**TASK REQUIREMENTS**
Every line that contains the word "экрана" should be copied from the records below.

**RECORD EXCERPTS**

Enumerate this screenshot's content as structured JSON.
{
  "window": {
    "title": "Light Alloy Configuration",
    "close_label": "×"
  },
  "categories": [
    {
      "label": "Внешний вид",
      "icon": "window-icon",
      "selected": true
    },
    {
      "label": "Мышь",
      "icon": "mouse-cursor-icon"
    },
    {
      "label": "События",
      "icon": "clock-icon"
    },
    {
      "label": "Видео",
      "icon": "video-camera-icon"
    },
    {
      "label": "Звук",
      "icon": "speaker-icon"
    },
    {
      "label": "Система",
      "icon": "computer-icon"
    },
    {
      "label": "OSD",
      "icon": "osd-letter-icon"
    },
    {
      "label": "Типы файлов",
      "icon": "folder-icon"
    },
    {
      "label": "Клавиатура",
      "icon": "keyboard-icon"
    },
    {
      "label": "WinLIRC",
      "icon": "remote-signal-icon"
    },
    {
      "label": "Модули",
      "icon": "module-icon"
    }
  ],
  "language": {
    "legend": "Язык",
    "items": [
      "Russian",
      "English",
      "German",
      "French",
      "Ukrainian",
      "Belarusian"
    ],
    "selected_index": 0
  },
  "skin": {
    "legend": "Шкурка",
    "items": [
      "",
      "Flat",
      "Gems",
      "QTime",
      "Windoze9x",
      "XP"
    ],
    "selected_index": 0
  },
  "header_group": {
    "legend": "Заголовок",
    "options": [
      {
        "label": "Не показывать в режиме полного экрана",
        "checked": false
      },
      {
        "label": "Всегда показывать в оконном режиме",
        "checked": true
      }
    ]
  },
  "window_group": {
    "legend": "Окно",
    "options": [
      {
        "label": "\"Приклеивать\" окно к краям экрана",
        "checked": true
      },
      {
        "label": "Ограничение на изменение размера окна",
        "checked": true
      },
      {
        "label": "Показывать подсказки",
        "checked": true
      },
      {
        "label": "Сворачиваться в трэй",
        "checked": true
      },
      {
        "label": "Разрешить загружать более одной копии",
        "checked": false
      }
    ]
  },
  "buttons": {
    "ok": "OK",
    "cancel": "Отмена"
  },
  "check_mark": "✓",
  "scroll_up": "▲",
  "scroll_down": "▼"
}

**TASK SOLUTION**
        "label": "Не показывать в режиме полного экрана",
        "label": "\"Приклеивать\" окно к краям экрана",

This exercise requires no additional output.